CHAMPION - Only about 8 percent of the students in a five-county area want to pursue a career in manufacturing, according to a study released Tuesday morning.
That number is on par with nationwide trends, but it won't be enough to fill the 13 percent of jobs in the local region that are manufacturing related.
High school junior Andrew Larrison of Hartford and about two dozen of his classmates in the welding program at Trumbull Career and Technical Center are among those expressing interest in the sector.
''My grandpa was a welder and also my uncle was a welder,'' Larrison said, noting their careers played a big role in his decision to follow the same path. Larrison said he knows skilled welders are paid well and job security should not be a problem with the oil and natural gas boom locally.
Larrison and his classmates sat in on a presentation Tuesday morning at the school unveiling the results of a recent study of more than 1,000 students ages 12 to 18 in a five-county area about their beliefs regarding manufacturing jobs. The study looked at Trumbull, Mahoning and Columbiana counties in Ohio and Mercer and Lawrence counties in Pennsylvania and was conducted by the Mahoning Valley Manufacturers Coalition, the Manufacturing Industry Partnership of Lawrence and Mercer counties and Prodigal Media Co.
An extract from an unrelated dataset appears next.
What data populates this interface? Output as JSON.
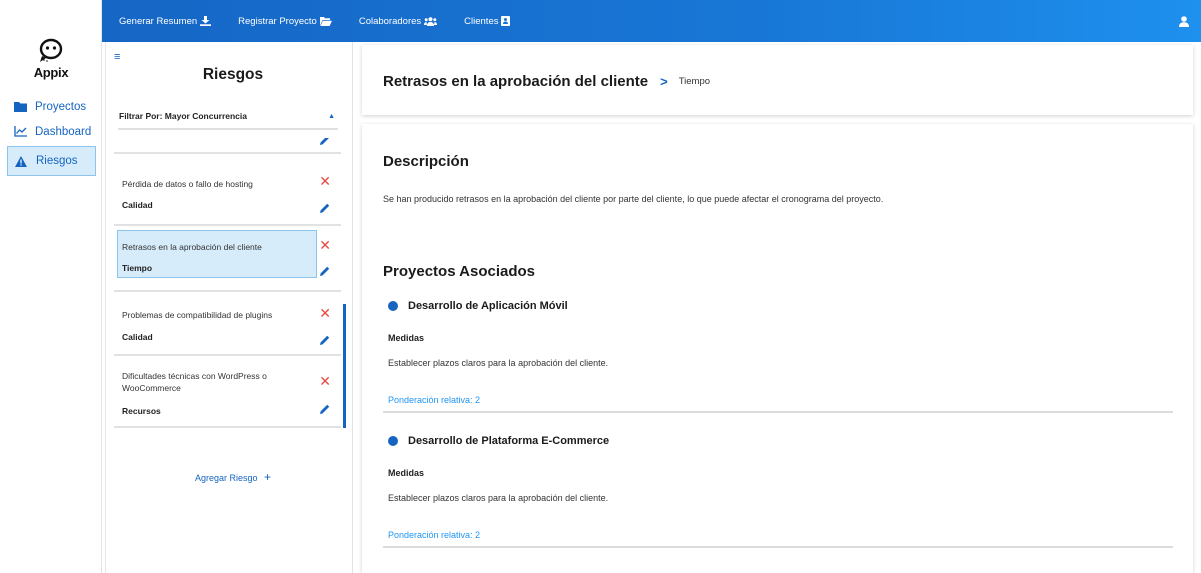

Ironically, the study also determined that 32 percent of the students said they believed the greatest benefit to a manufacturing career is that the sector is "booming" and would provide a good salary supporting the lifestyle they want.
Colleen Chamberlain, left, of Xaloy Inc., of Boardman, left, speaks to welding students at Trumbull Career and Technical Center Tuesday morning about the need for workers in the manufacturing industry. Also addressing the students are Kyle Kiraly, center, of Kiraly Tool and Die, and Dale Forester, right, of Star Manufacturing in Vienna. Photo by Brenda J. Linert
The survey showed that students, like Larrison, who have family members in the manufacturing industry are more likely than others to enter the field.
In an attempt to grow the number of workers, Eric Karmecy, assistant director of the Workforce Development for the West Central Job Partnership in Western Pennsylvania, said a recently allocated $6 million grant will be put to use training and educating potential workers. The grant will help fund things like internships, apprenticeships, on-the-job training and other job experience in the field, he said.
TCTC was chosen to host Tuesday's event because the school offers more than 30 manufacturing-related courses. Beginning next year the high school will add a new Manufacturing Technology program, said TCTC supervisor Mary Flint. The classes will be taught by instructor Todd VanOrman at the neighboring Trumbull campus of Kent State University.
VanOrman said he has spent much time speaking with area manufacturers about what students need to know. Interestingly, he said soft skills, like math, came up frequently in those conversations.
The program will focus on things like auto CAD, blueprint reading, basic welding, machining, cast metals, basic electricity and more.
''We are going to make it a 'jack-of-all-trades' type class,'' VanOrman said.